---------- Input data
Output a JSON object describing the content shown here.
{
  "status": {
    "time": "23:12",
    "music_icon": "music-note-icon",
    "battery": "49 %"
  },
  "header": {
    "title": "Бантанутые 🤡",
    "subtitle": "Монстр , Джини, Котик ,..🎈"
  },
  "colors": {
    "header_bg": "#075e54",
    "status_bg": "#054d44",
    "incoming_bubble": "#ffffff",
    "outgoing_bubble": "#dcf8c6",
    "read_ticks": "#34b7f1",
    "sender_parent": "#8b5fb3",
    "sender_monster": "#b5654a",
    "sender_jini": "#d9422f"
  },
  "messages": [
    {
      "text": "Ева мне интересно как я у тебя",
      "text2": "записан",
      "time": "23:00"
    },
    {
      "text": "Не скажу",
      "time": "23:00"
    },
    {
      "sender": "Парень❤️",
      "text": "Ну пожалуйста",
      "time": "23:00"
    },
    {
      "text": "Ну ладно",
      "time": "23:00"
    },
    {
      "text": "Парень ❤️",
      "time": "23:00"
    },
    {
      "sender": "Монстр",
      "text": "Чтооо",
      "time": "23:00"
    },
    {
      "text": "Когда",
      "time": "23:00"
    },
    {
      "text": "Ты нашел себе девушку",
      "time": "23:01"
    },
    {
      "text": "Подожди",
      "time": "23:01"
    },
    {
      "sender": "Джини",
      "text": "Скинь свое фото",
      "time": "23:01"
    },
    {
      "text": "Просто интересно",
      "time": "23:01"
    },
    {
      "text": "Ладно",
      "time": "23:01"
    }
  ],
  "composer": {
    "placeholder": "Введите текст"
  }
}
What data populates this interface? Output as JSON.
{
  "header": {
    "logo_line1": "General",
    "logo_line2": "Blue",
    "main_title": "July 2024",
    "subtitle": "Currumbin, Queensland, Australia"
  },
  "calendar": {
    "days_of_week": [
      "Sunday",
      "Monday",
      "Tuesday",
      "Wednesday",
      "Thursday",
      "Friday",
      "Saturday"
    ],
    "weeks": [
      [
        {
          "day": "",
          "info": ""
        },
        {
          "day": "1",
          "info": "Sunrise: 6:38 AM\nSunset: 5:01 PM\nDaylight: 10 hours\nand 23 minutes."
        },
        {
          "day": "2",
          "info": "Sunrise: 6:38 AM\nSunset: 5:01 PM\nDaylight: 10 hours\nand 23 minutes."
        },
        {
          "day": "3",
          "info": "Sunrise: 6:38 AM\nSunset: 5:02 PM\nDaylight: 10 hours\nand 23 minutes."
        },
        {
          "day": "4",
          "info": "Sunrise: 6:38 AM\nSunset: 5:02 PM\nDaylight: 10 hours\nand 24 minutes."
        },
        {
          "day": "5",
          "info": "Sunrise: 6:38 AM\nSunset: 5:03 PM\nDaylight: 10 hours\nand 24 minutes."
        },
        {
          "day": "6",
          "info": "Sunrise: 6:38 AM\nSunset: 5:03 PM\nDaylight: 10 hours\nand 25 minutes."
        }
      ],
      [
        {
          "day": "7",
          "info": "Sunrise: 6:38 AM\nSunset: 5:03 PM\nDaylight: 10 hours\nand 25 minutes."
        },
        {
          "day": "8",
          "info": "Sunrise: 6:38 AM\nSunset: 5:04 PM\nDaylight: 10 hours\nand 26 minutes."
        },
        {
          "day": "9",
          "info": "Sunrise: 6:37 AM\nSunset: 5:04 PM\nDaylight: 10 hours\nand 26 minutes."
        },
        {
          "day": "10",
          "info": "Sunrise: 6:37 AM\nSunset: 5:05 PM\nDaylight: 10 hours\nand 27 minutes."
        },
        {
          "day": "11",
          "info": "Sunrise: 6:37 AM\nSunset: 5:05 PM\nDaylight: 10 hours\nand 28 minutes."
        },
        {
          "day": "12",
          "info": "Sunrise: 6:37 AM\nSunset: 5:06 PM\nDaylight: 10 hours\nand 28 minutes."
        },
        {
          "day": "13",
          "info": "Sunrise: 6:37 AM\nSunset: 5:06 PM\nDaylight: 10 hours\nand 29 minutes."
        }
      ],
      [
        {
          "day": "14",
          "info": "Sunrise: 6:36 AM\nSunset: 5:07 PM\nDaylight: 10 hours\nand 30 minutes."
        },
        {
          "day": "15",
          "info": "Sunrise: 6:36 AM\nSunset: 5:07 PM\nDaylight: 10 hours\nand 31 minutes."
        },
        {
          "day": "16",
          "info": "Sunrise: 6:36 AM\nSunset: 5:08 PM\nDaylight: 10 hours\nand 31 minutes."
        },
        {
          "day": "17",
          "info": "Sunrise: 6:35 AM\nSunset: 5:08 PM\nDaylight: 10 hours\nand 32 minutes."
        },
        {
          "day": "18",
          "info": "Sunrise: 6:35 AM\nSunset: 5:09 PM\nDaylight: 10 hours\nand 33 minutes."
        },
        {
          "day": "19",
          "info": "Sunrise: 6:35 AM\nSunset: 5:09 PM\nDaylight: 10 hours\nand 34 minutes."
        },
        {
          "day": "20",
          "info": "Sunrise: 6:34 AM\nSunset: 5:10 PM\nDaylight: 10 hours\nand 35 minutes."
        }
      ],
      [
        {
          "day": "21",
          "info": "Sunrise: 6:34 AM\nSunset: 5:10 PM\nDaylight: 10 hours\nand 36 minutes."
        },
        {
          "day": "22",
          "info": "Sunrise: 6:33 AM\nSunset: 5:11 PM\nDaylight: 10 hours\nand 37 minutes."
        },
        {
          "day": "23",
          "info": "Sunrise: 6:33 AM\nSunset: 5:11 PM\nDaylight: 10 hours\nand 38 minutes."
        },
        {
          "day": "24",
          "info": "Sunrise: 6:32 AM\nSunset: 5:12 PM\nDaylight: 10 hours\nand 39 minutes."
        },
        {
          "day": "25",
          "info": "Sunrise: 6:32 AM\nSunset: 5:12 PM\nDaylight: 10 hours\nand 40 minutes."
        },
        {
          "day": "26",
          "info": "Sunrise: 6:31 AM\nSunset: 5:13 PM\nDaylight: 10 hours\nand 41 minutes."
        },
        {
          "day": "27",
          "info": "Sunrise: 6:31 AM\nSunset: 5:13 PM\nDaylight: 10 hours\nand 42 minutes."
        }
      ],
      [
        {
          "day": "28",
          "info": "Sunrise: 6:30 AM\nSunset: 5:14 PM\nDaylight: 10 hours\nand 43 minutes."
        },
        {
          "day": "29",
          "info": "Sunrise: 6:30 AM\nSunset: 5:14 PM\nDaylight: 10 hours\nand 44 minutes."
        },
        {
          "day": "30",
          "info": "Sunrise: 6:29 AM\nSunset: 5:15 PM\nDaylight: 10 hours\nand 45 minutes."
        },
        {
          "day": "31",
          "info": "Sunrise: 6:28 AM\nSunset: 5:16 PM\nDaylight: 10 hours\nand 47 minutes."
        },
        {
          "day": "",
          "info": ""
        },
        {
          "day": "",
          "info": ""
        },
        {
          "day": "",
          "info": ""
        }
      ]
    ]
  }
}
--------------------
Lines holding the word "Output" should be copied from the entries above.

» Response
Output a JSON object describing the content shown here.
What data populates this interface? Output as JSON.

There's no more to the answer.